SOURCE DATA »

▬▬▬▬▬▬

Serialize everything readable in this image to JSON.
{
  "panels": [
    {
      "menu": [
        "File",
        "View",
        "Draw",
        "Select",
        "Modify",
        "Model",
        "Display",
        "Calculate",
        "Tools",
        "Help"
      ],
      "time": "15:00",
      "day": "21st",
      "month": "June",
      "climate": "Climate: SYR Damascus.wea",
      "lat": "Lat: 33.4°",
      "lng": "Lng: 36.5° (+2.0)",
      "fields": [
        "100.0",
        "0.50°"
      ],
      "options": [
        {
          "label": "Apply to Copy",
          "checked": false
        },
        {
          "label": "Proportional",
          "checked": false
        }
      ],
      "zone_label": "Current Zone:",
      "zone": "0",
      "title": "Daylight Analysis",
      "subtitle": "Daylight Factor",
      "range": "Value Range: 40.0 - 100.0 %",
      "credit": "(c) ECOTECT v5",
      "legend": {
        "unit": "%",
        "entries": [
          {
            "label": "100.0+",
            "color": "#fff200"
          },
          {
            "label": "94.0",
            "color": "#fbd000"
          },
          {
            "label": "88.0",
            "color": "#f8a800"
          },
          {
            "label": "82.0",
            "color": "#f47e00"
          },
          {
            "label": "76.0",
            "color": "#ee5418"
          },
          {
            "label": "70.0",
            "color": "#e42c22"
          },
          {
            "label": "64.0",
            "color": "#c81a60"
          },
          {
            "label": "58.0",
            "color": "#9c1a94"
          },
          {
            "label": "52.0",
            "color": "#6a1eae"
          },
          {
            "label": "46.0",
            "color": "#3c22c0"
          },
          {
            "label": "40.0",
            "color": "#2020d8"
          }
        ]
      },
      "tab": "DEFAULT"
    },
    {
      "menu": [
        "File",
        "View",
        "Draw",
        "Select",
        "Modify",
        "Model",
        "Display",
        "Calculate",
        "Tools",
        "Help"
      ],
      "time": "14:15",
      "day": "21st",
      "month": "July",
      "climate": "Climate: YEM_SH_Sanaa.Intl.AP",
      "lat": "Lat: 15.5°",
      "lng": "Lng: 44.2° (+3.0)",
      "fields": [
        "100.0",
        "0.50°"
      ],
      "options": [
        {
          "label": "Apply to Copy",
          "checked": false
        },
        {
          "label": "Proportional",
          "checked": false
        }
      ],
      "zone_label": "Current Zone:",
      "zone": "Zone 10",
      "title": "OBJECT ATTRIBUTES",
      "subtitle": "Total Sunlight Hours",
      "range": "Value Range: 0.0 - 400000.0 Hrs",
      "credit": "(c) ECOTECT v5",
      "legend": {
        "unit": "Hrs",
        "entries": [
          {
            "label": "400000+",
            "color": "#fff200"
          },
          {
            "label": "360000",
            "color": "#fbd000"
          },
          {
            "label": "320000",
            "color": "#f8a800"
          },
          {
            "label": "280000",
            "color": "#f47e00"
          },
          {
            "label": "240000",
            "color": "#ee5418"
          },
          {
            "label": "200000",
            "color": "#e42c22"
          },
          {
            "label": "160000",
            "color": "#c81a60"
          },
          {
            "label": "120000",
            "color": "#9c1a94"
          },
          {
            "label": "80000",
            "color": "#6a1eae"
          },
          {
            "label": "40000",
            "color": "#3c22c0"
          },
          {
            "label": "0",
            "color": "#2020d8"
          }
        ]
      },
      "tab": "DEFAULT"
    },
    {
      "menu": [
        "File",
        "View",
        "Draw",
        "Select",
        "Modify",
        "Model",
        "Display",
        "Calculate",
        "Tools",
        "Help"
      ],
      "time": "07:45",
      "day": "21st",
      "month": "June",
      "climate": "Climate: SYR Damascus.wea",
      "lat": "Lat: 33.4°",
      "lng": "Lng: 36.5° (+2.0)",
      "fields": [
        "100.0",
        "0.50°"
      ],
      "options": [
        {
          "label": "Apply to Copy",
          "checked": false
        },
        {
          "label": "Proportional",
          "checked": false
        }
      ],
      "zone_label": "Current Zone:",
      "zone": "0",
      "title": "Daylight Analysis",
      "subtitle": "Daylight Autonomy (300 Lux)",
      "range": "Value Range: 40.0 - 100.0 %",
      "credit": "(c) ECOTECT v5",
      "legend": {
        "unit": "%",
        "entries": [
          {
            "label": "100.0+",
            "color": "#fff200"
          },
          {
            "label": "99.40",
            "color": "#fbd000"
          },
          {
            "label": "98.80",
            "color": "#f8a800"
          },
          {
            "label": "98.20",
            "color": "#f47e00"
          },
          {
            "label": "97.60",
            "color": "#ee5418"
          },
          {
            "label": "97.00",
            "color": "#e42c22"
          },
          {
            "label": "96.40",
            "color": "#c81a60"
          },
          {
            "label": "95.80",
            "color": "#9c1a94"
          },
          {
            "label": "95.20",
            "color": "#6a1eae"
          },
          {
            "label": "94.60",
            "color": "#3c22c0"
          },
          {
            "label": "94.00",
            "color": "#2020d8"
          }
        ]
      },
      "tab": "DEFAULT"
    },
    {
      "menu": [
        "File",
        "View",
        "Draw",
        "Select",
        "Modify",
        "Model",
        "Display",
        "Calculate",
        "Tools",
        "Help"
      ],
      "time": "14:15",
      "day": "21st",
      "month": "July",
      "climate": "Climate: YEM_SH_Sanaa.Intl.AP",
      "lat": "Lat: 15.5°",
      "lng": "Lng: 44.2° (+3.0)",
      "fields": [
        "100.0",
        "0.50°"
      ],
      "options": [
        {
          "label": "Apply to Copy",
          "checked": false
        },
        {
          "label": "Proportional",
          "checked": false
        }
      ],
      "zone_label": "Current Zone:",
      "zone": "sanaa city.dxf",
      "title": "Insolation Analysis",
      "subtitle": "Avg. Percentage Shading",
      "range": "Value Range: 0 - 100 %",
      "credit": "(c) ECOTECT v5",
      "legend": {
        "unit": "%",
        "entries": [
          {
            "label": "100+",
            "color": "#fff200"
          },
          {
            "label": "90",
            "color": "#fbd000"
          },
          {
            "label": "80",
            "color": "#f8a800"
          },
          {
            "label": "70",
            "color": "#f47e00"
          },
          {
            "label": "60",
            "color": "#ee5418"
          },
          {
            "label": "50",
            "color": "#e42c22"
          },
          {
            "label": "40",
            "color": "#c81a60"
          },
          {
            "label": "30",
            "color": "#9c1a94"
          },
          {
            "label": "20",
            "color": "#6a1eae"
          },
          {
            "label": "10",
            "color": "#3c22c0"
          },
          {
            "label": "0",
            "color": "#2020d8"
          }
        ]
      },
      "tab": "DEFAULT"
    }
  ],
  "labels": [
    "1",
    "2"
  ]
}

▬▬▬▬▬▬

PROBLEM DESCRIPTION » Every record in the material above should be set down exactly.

ANSWER TO THE PROBLEM »
Serialize everything readable in this image to JSON.
{
  "panels": [
    {
      "menu": [
        "File",
        "View",
        "Draw",
        "Select",
        "Modify",
        "Model",
        "Display",
        "Calculate",
        "Tools",
        "Help"
      ],
      "time": "15:00",
      "day": "21st",
      "month": "June",
      "climate": "Climate: SYR Damascus.wea",
      "lat": "Lat: 33.4°",
      "lng": "Lng: 36.5° (+2.0)",
      "fields": [
        "100.0",
        "0.50°"
      ],
      "options": [
        {
          "label": "Apply to Copy",
          "checked": false
        },
        {
          "label": "Proportional",
          "checked": false
        }
      ],
      "zone_label": "Current Zone:",
      "zone": "0",
      "title": "Daylight Analysis",
      "subtitle": "Daylight Factor",
      "range": "Value Range: 40.0 - 100.0 %",
      "credit": "(c) ECOTECT v5",
      "legend": {
        "unit": "%",
        "entries": [
          {
            "label": "100.0+",
            "color": "#fff200"
          },
          {
            "label": "94.0",
            "color": "#fbd000"
          },
          {
            "label": "88.0",
            "color": "#f8a800"
          },
          {
            "label": "82.0",
            "color": "#f47e00"
          },
          {
            "label": "76.0",
            "color": "#ee5418"
          },
          {
            "label": "70.0",
            "color": "#e42c22"
          },
          {
            "label": "64.0",
            "color": "#c81a60"
          },
          {
            "label": "58.0",
            "color": "#9c1a94"
          },
          {
            "label": "52.0",
            "color": "#6a1eae"
          },
          {
            "label": "46.0",
            "color": "#3c22c0"
          },
          {
            "label": "40.0",
            "color": "#2020d8"
          }
        ]
      },
      "tab": "DEFAULT"
    },
    {
      "menu": [
        "File",
        "View",
        "Draw",
        "Select",
        "Modify",
        "Model",
        "Display",
        "Calculate",
        "Tools",
        "Help"
      ],
      "time": "14:15",
      "day": "21st",
      "month": "July",
      "climate": "Climate: YEM_SH_Sanaa.Intl.AP",
      "lat": "Lat: 15.5°",
      "lng": "Lng: 44.2° (+3.0)",
      "fields": [
        "100.0",
        "0.50°"
      ],
      "options": [
        {
          "label": "Apply to Copy",
          "checked": false
        },
        {
          "label": "Proportional",
          "checked": false
        }
      ],
      "zone_label": "Current Zone:",
      "zone": "Zone 10",
      "title": "OBJECT ATTRIBUTES",
      "subtitle": "Total Sunlight Hours",
      "range": "Value Range: 0.0 - 400000.0 Hrs",
      "credit": "(c) ECOTECT v5",
      "legend": {
        "unit": "Hrs",
        "entries": [
          {
            "label": "400000+",
            "color": "#fff200"
          },
          {
            "label": "360000",
            "color": "#fbd000"
          },
          {
            "label": "320000",
            "color": "#f8a800"
          },
          {
            "label": "280000",
            "color": "#f47e00"
          },
          {
            "label": "240000",
            "color": "#ee5418"
          },
          {
            "label": "200000",
            "color": "#e42c22"
          },
          {
            "label": "160000",
            "color": "#c81a60"
          },
          {
            "label": "120000",
            "color": "#9c1a94"
          },
          {
            "label": "80000",
            "color": "#6a1eae"
          },
          {
            "label": "40000",
            "color": "#3c22c0"
          },
          {
            "label": "0",
            "color": "#2020d8"
          }
        ]
      },
      "tab": "DEFAULT"
    },
    {
      "menu": [
        "File",
        "View",
        "Draw",
        "Select",
        "Modify",
        "Model",
        "Display",
        "Calculate",
        "Tools",
        "Help"
      ],
      "time": "07:45",
      "day": "21st",
      "month": "June",
      "climate": "Climate: SYR Damascus.wea",
      "lat": "Lat: 33.4°",
      "lng": "Lng: 36.5° (+2.0)",
      "fields": [
        "100.0",
        "0.50°"
      ],
      "options": [
        {
          "label": "Apply to Copy",
          "checked": false
        },
        {
          "label": "Proportional",
          "checked": false
        }
      ],
      "zone_label": "Current Zone:",
      "zone": "0",
      "title": "Daylight Analysis",
      "subtitle": "Daylight Autonomy (300 Lux)",
      "range": "Value Range: 40.0 - 100.0 %",
      "credit": "(c) ECOTECT v5",
      "legend": {
        "unit": "%",
        "entries": [
          {
            "label": "100.0+",
            "color": "#fff200"
          },
          {
            "label": "99.40",
            "color": "#fbd000"
          },
          {
            "label": "98.80",
            "color": "#f8a800"
          },
          {
            "label": "98.20",
            "color": "#f47e00"
          },
          {
            "label": "97.60",
            "color": "#ee5418"
          },
          {
            "label": "97.00",
            "color": "#e42c22"
          },
          {
            "label": "96.40",
            "color": "#c81a60"
          },
          {
            "label": "95.80",
            "color": "#9c1a94"
          },
          {
            "label": "95.20",
            "color": "#6a1eae"
          },
          {
            "label": "94.60",
            "color": "#3c22c0"
          },
          {
            "label": "94.00",
            "color": "#2020d8"
          }
        ]
      },
      "tab": "DEFAULT"
    },
    {
      "menu": [
        "File",
        "View",
        "Draw",
        "Select",
        "Modify",
        "Model",
        "Display",
        "Calculate",
        "Tools",
        "Help"
      ],
      "time": "14:15",
      "day": "21st",
      "month": "July",
      "climate": "Climate: YEM_SH_Sanaa.Intl.AP",
      "lat": "Lat: 15.5°",
      "lng": "Lng: 44.2° (+3.0)",
      "fields": [
        "100.0",
        "0.50°"
      ],
      "options": [
        {
          "label": "Apply to Copy",
          "checked": false
        },
        {
          "label": "Proportional",
          "checked": false
        }
      ],
      "zone_label": "Current Zone:",
      "zone": "sanaa city.dxf",
      "title": "Insolation Analysis",
      "subtitle": "Avg. Percentage Shading",
      "range": "Value Range: 0 - 100 %",
      "credit": "(c) ECOTECT v5",
      "legend": {
        "unit": "%",
        "entries": [
          {
            "label": "100+",
            "color": "#fff200"
          },
          {
            "label": "90",
            "color": "#fbd000"
          },
          {
            "label": "80",
            "color": "#f8a800"
          },
          {
            "label": "70",
            "color": "#f47e00"
          },
          {
            "label": "60",
            "color": "#ee5418"
          },
          {
            "label": "50",
            "color": "#e42c22"
          },
          {
            "label": "40",
            "color": "#c81a60"
          },
          {
            "label": "30",
            "color": "#9c1a94"
          },
          {
            "label": "20",
            "color": "#6a1eae"
          },
          {
            "label": "10",
            "color": "#3c22c0"
          },
          {
            "label": "0",
            "color": "#2020d8"
          }
        ]
      },
      "tab": "DEFAULT"
    }
  ],
  "labels": [
    "1",
    "2"
  ]
}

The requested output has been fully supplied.